Taking Dawn's illustrious frontman Chris Babbitt definitely has a way with words, which is why Revolver Magazine has picked the mouthy mainman to do some bloggin'.

His qualifications for weighing in on some of metal's deep-ceded debates don't just lie in his talking talents or in his day job as a road warrior with Vegas newcomers Taking Dawn, but in his life-long obsession with the hard and heavy. This devout metal fan may be young, but he's got knowledge far beyond his years. Let him prove it to you as he defends the faith of Skid Row being wrongfully pinned a Glam Metal band.

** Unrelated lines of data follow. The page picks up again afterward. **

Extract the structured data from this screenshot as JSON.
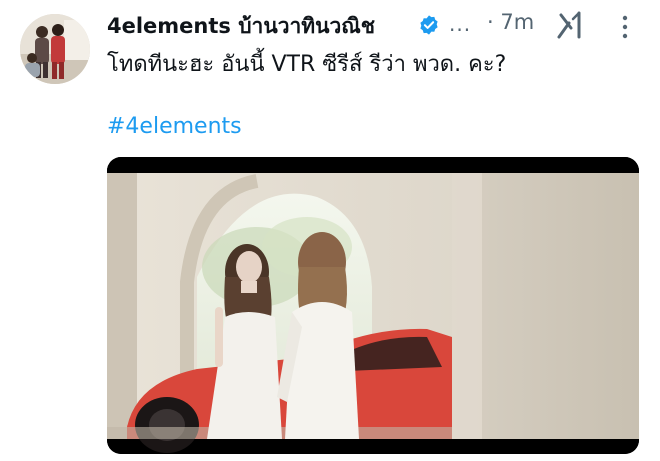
{
  "tweet": {
    "author_name": "4elements บ้านวาทินวณิช",
    "verified": true,
    "ellipsis": "...",
    "time": "· 7m",
    "text": "โทดทีนะฮะ อันนี้ VTR ซีรีส์ รีว่า พวด. คะ?",
    "hashtag": "#4elements"
  },
  "icons": {
    "badge": "verified-badge-icon",
    "grok": "grok-xai-icon",
    "more": "more-vertical-icon"
  },
  "colors": {
    "accent": "#1d9bf0",
    "secondary_text": "#536471",
    "primary_text": "#0f1419"
  }
}
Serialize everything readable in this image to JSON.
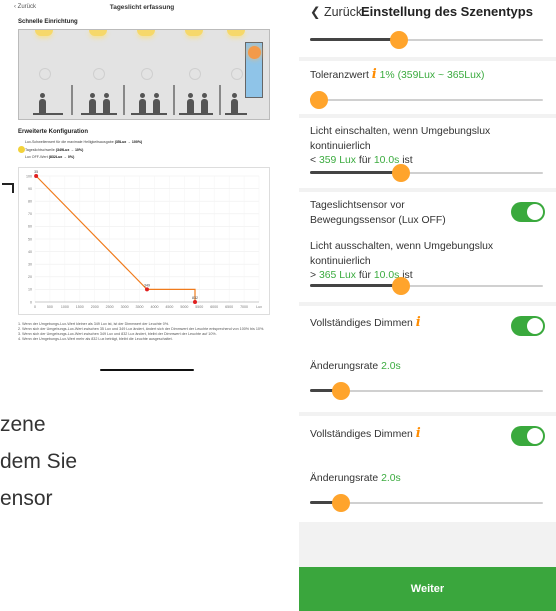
{
  "tablet": {
    "nav": {
      "back_label": "Zurück",
      "title": "Tageslicht erfassung"
    },
    "section1_title": "Schnelle Einrichtung",
    "section2_title": "Erweiterte Konfiguration",
    "cfg_line1": "Lux-Schwellenwert für die maximale Helligkeitsausgabe",
    "cfg_line1_value": "(35Lux → 100%)",
    "cfg_line2": "Tageslichtschwelle",
    "cfg_line2_value": "(349Lux → 10%)",
    "cfg_line3": "Lux OFF-Wert",
    "cfg_line3_value": "(832Lux → 0%)",
    "notes": [
      "1. Wenn der Umgebungs-Lux-Wert kleiner als 349 Lux ist, ist der Dimmwert der Leuchte 0%.",
      "2. Wenn sich der Umgebungs-Lux-Wert zwischen 35 Lux und 349 Lux ändert, ändert sich der Dimmwert der Leuchte entsprechend von 100% bis 10%.",
      "3. Wenn sich der Umgebungs-Lux-Wert zwischen 349 Lux und 832 Lux ändert, bleibt der Dimmwert der Leuchte auf 10%.",
      "4. Wenn der Umgebungs-Lux-Wert mehr als 832 Lux beträgt, bleibt die Leuchte ausgeschaltet."
    ]
  },
  "chart_data": {
    "type": "line",
    "title": "",
    "x_ticks": [
      "0",
      "500",
      "1000",
      "1500",
      "2000",
      "2500",
      "3000",
      "3500",
      "4000",
      "4500",
      "5000",
      "5500",
      "6000",
      "6500",
      "7000",
      "Lux"
    ],
    "y_ticks": [
      "0",
      "10",
      "20",
      "30",
      "40",
      "50",
      "60",
      "70",
      "80",
      "90",
      "100"
    ],
    "xlim": [
      0,
      7000
    ],
    "ylim": [
      0,
      100
    ],
    "series": [
      {
        "x": [
          35,
          3500,
          5000,
          5000
        ],
        "y": [
          100,
          10,
          10,
          0
        ],
        "color": "#f07b1c"
      }
    ],
    "points": [
      {
        "x": 35,
        "y": 100,
        "color": "#e02020",
        "label": "35"
      },
      {
        "x": 3500,
        "y": 10,
        "color": "#e02020",
        "label": "349"
      },
      {
        "x": 5000,
        "y": 0,
        "color": "#e02020",
        "label": "832"
      }
    ],
    "grid": true
  },
  "caption": {
    "line1": "zene",
    "line2": "dem Sie",
    "line3": "ensor"
  },
  "phone": {
    "nav": {
      "back_label": "Zurück",
      "title": "Einstellung des Szenentyps"
    },
    "slider0": 0.37,
    "toleranz": {
      "label": "Toleranzwert",
      "value": "1%",
      "range": "(359Lux ~ 365Lux)",
      "slider": 0.0
    },
    "licht_ein": {
      "prefix": "Licht einschalten, wenn Umgebungslux kontinuierlich",
      "line2_prefix": "<",
      "lux": "359 Lux",
      "fuer": "für",
      "time": "10.0s",
      "suffix": "ist",
      "slider": 0.38
    },
    "sensor": {
      "label": "Tageslichtsensor vor Bewegungssensor (Lux OFF)",
      "on": true
    },
    "licht_aus": {
      "prefix": "Licht ausschalten, wenn Umgebungslux kontinuierlich",
      "line2_prefix": ">",
      "lux": "365 Lux",
      "fuer": "für",
      "time": "10.0s",
      "suffix": "ist",
      "slider": 0.38
    },
    "dimmen1": {
      "label": "Vollständiges Dimmen",
      "on": true
    },
    "rate1": {
      "label": "Änderungsrate",
      "value": "2.0s",
      "slider": 0.1
    },
    "dimmen2": {
      "label": "Vollständiges Dimmen",
      "on": true
    },
    "rate2": {
      "label": "Änderungsrate",
      "value": "2.0s",
      "slider": 0.1
    },
    "info_glyph": "i",
    "weiter_label": "Weiter"
  }
}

Writes Babbitt, "Remember Pee-Wee’s Playhouse? So Mr. Herman had this “word of the day”-type gag where everyone goes invariably apeshit whenever the pre-ordained word was so much as whispered. Well, I play a little word-of-the-day game with myself*. Every time I hear the word “glam-metal,” I see red. That’s right, I’m hyphenating in case any of you smartasses simply can’t refrain from pointing out “glam metal” is two words. And now I’m gonna pull a Danzig and shorten it up to just glametal. So the topic’s supposed to be why Skid Row is not glametal. Since I can’t just play Slave to the Grind and walk away from this audacious allegation, and since the word “glam” sends me into a furious frenzy with it’s spurious implications (which never allude to the proper progenitors like T-Rex and Bowie), I guess I’ll have to elaborate and elucidate the all too evident.
Skid Row, glam, seriously? PSSHT! Alright, if “Piece of Me” or “Forever” were the only tunes you ever heard from the Skids then I might let you off with a warning. True, the first record oozes a little more of the sap synonymous with crap like some other bands who ruined that era for the rest of us. However, the genuine grit of raw, raging rock bubbles under and permeates every pore of their fledgeling, albeit formulaic debut, and is culminated in their sophomore release. Yeah, so “I Remember You” is a veritable paradigm of the infamous “power ballad,” but a flawless power ballad does not a glam band make. Otherwise, you’d be lumping the illustrious likes of Ozzy and Guns N’ Roses into the same airsick bag of candy-coated, cookie-cutter, pop prattle that was paraded across the radio under the guise of real rock ’n’ roll (much the like of all too many of today’s syndicated sensations). While these songs, the sonic equivalent of a gag-reflex, sullied balladry almost irreparably, Skid Row still came across as something sincere, something of substance. From “18 & Life” to “Qucksand Jesus” to “Into Another,” they came off as something classic. And they came late in the game. Dropping in ’89, they scarcely qualify as even an 80s band, let alone a fucking glam-band. (Much the same as future tourmates Pantera. Heard of ’em?).
While hordes of clichéd, carbon-copy clones struggled desperately to suckle from the over-tapped Aerosmith/Van Halen teet, Skid’s roots reached the rich and dirty deposits of Thin Lizzy, Sweet, Slade, and Ted Nugent. And with pipes that could compete with Ian Gillan**, why wouldn’t you flex your chops? Hell, “Monkey Business” is so close to a next gen Nuge track that the Motor City Madman probably had points on Slave to the Grind. I’d be far from befuddled to find that Skid Row bassist Rachel Bolan shared more in common on a genetic level with Ted than Mr. Nugent would like to admit at a child support hearing. Skid Row’s guitarists, Snake Sabo and Scotti Hill, shelled out the shred with licks on the level of Zakk Wylde and Slash, but I feel like they never really gave themselves enough time to shine. They never indulged, ever tasteful in the age of excess...perhaps, even, to their detriment. Just as Pantera would later follow a similar evolution, Skid Row shed their skin to become a progressively heavier, sleazier, slithering beast with every record. With winding and utterly crushing riffs like “My Enemy,” it’s easy to see how Skid played as much a role in the birth of bands like Shadows Fall as did Metallica and In Flames."

Read the rest of Babbitt's rant right here, and don't forget to pick up your copy of Taking Dawn's crushing debut, Time to Burn!